  • Determine if your manufacturer recommends draining the water heater after a prolonged period of disuse. Ensure that all maintenance activities are carried out according to the manufacturer’s instructions or by professionals.
  • Make sure that your water heater is set to at least 120°F.
  • Higher temperatures can further reduce the risk of Legionella growth, but ensure that you take measures to prevent scalding if you water heater is set to >130°F.

Flush your water system.

  • Flush hot and cold water through all points of use (e.g., showers, sink faucets).
  • Flushing may need to occur in segments (e.g., floors or individual rooms) due to facility size and water pressure. The purpose of building flushing is to replace all water inside building piping with fresh water.
  • Flush until the hot water reaches its maximum temperature.
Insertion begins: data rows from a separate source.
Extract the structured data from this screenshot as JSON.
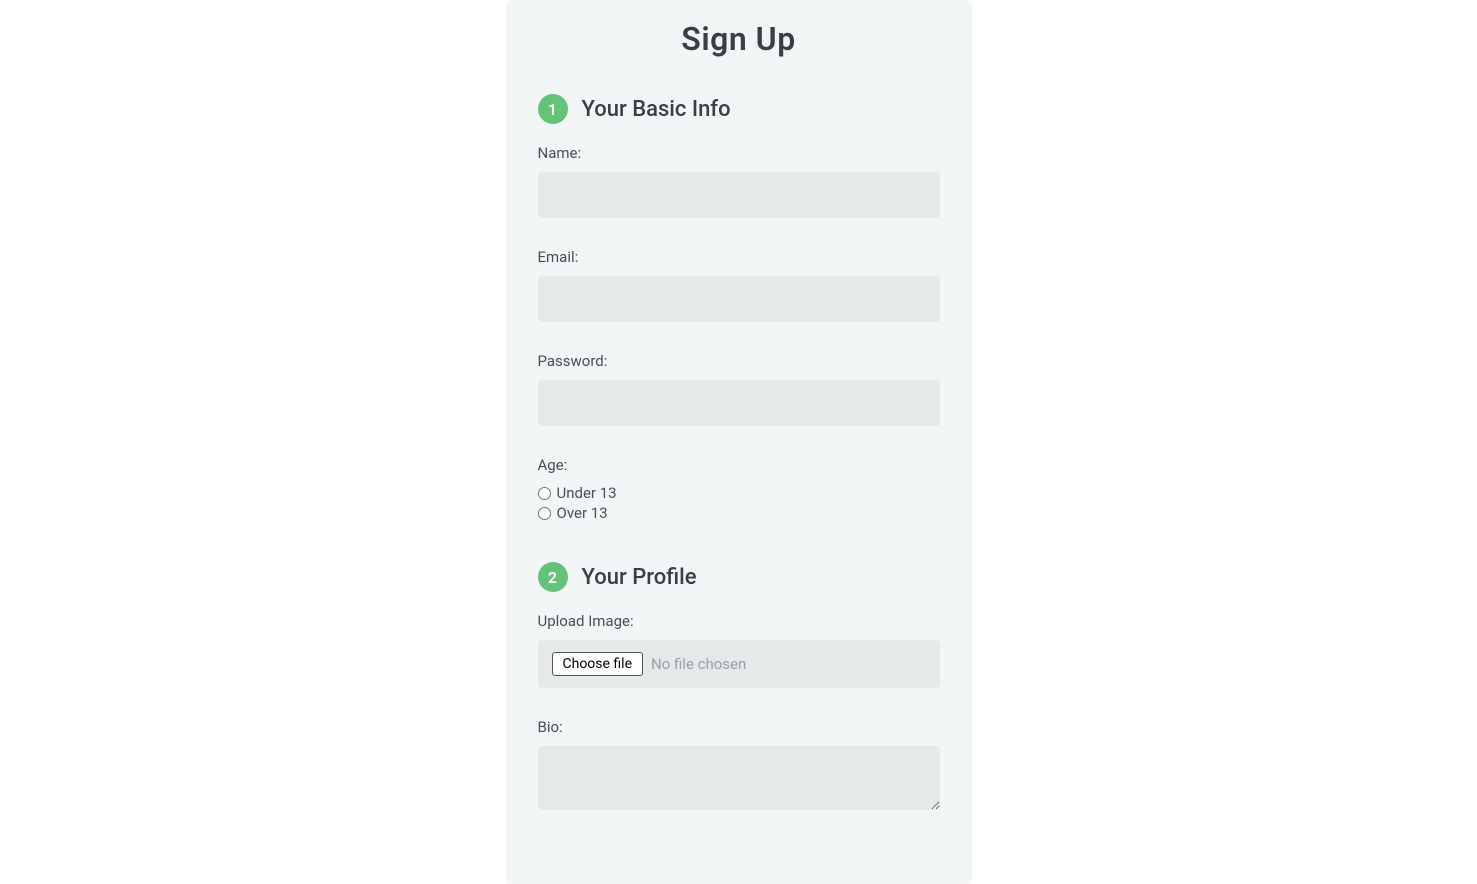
{
  "page": {
    "title": "Sign Up"
  },
  "sections": {
    "basic": {
      "number": "1",
      "title": "Your Basic Info",
      "fields": {
        "name_label": "Name:",
        "name_value": "",
        "email_label": "Email:",
        "email_value": "",
        "password_label": "Password:",
        "password_value": "",
        "age_label": "Age:",
        "age_under_label": "Under 13",
        "age_over_label": "Over 13"
      }
    },
    "profile": {
      "number": "2",
      "title": "Your Profile",
      "fields": {
        "upload_label": "Upload Image:",
        "choose_file_button": "Choose file",
        "file_status": "No file chosen",
        "bio_label": "Bio:",
        "bio_value": ""
      }
    }
  }
}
Clean all decorative water features, such as fountains.

  • Be sure to follow any recommended manufacturer guidelines for cleaning.
  • Ensure that decorative water features are free of visible slime or biofilm.
  • After the water feature has been re-filled, measure disinfectant levels to ensure that the water is safe for use.
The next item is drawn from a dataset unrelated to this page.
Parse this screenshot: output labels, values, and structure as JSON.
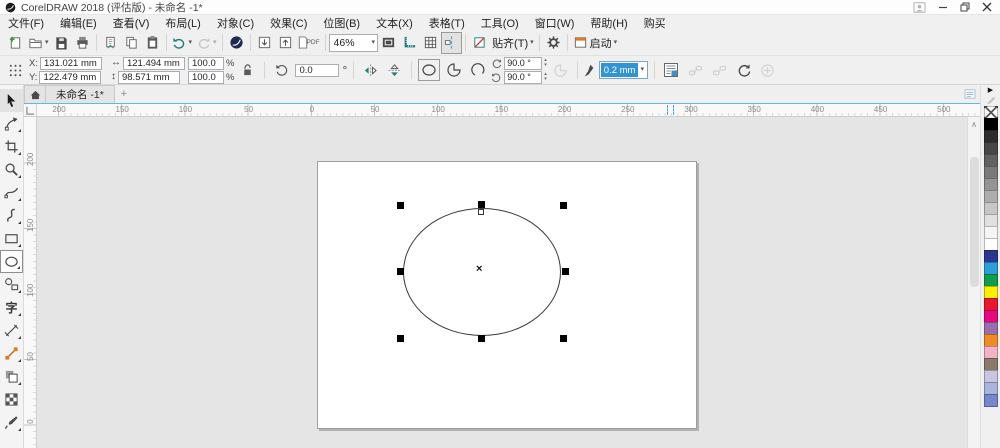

Ensure safety equipment, including fire sprinkler systems, eye wash stations and safety showers, are clean and well-maintained.
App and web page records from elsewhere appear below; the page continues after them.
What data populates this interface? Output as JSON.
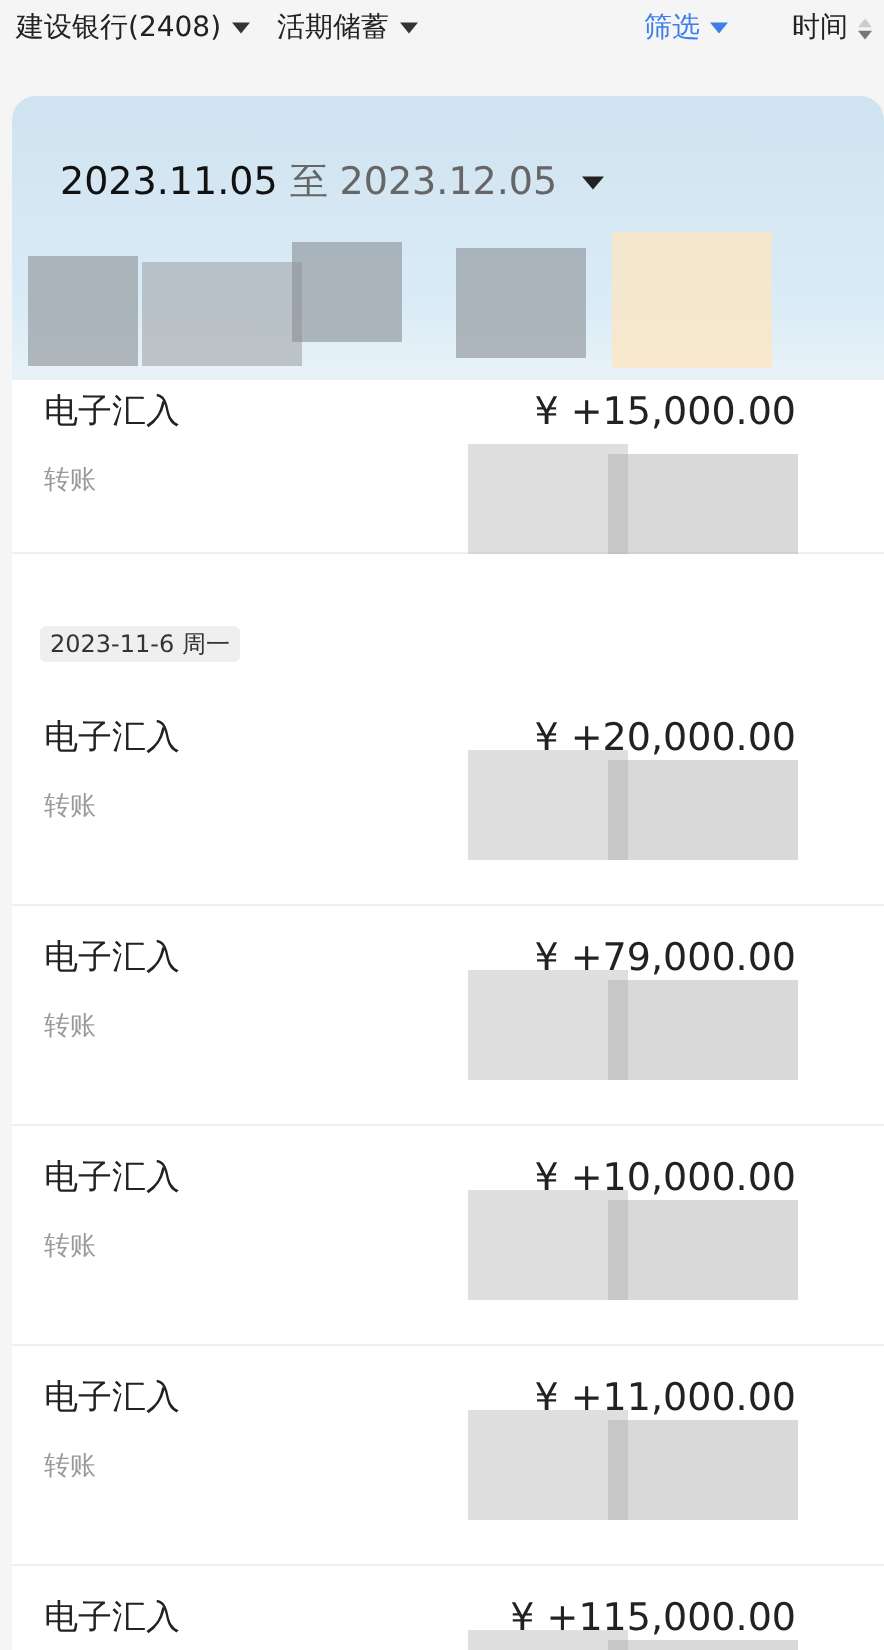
{
  "top_bar": {
    "account": "建设银行(2408)",
    "account_type": "活期储蓄",
    "filter": {
      "label": "筛选",
      "selected": true
    },
    "sort": "时间"
  },
  "date_range": {
    "start": "2023.11.05",
    "separator": "至",
    "end": "2023.12.05"
  },
  "groups": [
    {
      "transactions": [
        {
          "title": "电子汇入",
          "amount": "¥ +15,000.00",
          "category": "转账"
        }
      ]
    },
    {
      "date": "2023-11-6 周一",
      "transactions": [
        {
          "title": "电子汇入",
          "amount": "¥ +20,000.00",
          "category": "转账"
        },
        {
          "title": "电子汇入",
          "amount": "¥ +79,000.00",
          "category": "转账"
        },
        {
          "title": "电子汇入",
          "amount": "¥ +10,000.00",
          "category": "转账"
        },
        {
          "title": "电子汇入",
          "amount": "¥ +11,000.00",
          "category": "转账"
        },
        {
          "title": "电子汇入",
          "amount": "¥ +115,000.00"
        }
      ]
    }
  ]
}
  • Regularly flush, clean and disinfect these systems according to manufacturers’ specifications.

Ensure hot tubs/spas are safe for use.

  • Check for existing guidelines from your local or state regulatory agency before use.
  • Ensure that hot tubs/spas are free of visible slime or biofilm before filling with water.
  • Perform a hot tub/spa disinfection procedure before use.

    CDC Guidance (follow Steps 4–9 and 12–13):

    Facilities may decide to test the hot tub/spa for Legionella before returning to service if previous device maintenance logs, bacterial testing results or associated cases of Legionnaires’ disease indicate an elevated level of risk to occupants. All Legionella testing decisions should be made in consultation with facility water management program staff, along with relevant public health authorities.

Consider developing a comprehensive water management program (WMP) for your water system and all devices that use water if you don’t have a plan.

Ensure cooling towers are clean and well maintained.

  • Ensure that cooling towers are maintained (including start-up and shut-down procedures) per manufacturer’s guidelines and industry best practices.
  • Ensure that the tower and basin are free of visible slime or biofilm before use.
  • If the tower appears well-maintained, perform an online disinfection procedure. (Guidance on disinfection procedures from the Cooling Technology Institute:

Maintain your water system.

  • Consider contacting your local water utility to learn about any recent disruptions in the water supply. This could include working with the local water utility to ensure that standard checkpoints near the building or at the meter to the building have recently been checked, or requesting that disinfectant residual entering the building meets expected standards.
  • After your water system has returned to normal, ensure that the risk of Legionella growth is minimized by regularly checking water quality parameters such as temperature, pH and disinfectant levels.
  • Follow your water management program, document activities and promptly intervene when problems arise.

Additional Resources

CDC Model Aquatic Health Code

CDC Healthcare Water System Repair and Recovery Following a Boil Water Advisory or Disruption of Water Supply

ASHRAE Standard 188: Legionellosis Risk Management For Building Water Systemsexternal icon

ASHRAE Guideline 12: Minimizing the Risk of Legionellosis Associated with Building Water Systemsexternal icon

Cooling Technology Institute Legionellosis Guideline 2008 (WTP -148)pdf iconexternal icon

Cooling Technology Institute Legionellosis Guideline 2019 (GLD 159)external icon